▶ TRY IT: Your task is to return the data below, word for word.

▶ DATA:

------------------------------------------------

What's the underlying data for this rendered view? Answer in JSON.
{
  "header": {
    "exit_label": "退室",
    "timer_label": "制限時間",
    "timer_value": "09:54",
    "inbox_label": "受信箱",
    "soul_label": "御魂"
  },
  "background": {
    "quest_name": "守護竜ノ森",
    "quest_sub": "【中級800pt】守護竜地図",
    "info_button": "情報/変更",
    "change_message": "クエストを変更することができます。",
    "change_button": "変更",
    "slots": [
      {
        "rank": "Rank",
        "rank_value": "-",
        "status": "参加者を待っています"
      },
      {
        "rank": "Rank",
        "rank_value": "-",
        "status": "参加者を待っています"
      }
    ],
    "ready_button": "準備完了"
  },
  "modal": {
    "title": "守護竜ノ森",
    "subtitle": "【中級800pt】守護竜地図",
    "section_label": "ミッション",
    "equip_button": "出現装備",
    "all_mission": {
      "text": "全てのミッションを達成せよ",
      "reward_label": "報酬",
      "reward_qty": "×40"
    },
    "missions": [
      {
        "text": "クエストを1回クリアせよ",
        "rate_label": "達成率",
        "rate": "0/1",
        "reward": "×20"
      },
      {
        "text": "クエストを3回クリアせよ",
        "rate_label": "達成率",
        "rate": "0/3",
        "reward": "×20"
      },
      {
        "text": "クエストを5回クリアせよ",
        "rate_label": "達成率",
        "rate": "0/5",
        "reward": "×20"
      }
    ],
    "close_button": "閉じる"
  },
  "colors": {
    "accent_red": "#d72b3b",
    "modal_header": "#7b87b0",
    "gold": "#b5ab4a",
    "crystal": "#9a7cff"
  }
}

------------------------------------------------

▶ RESPONSE TO THIS EXERCISE:
What's the underlying data for this rendered view? Answer in JSON.
{
  "header": {
    "exit_label": "退室",
    "timer_label": "制限時間",
    "timer_value": "09:54",
    "inbox_label": "受信箱",
    "soul_label": "御魂"
  },
  "background": {
    "quest_name": "守護竜ノ森",
    "quest_sub": "【中級800pt】守護竜地図",
    "info_button": "情報/変更",
    "change_message": "クエストを変更することができます。",
    "change_button": "変更",
    "slots": [
      {
        "rank": "Rank",
        "rank_value": "-",
        "status": "参加者を待っています"
      },
      {
        "rank": "Rank",
        "rank_value": "-",
        "status": "参加者を待っています"
      }
    ],
    "ready_button": "準備完了"
  },
  "modal": {
    "title": "守護竜ノ森",
    "subtitle": "【中級800pt】守護竜地図",
    "section_label": "ミッション",
    "equip_button": "出現装備",
    "all_mission": {
      "text": "全てのミッションを達成せよ",
      "reward_label": "報酬",
      "reward_qty": "×40"
    },
    "missions": [
      {
        "text": "クエストを1回クリアせよ",
        "rate_label": "達成率",
        "rate": "0/1",
        "reward": "×20"
      },
      {
        "text": "クエストを3回クリアせよ",
        "rate_label": "達成率",
        "rate": "0/3",
        "reward": "×20"
      },
      {
        "text": "クエストを5回クリアせよ",
        "rate_label": "達成率",
        "rate": "0/5",
        "reward": "×20"
      }
    ],
    "close_button": "閉じる"
  },
  "colors": {
    "accent_red": "#d72b3b",
    "modal_header": "#7b87b0",
    "gold": "#b5ab4a",
    "crystal": "#9a7cff"
  }
}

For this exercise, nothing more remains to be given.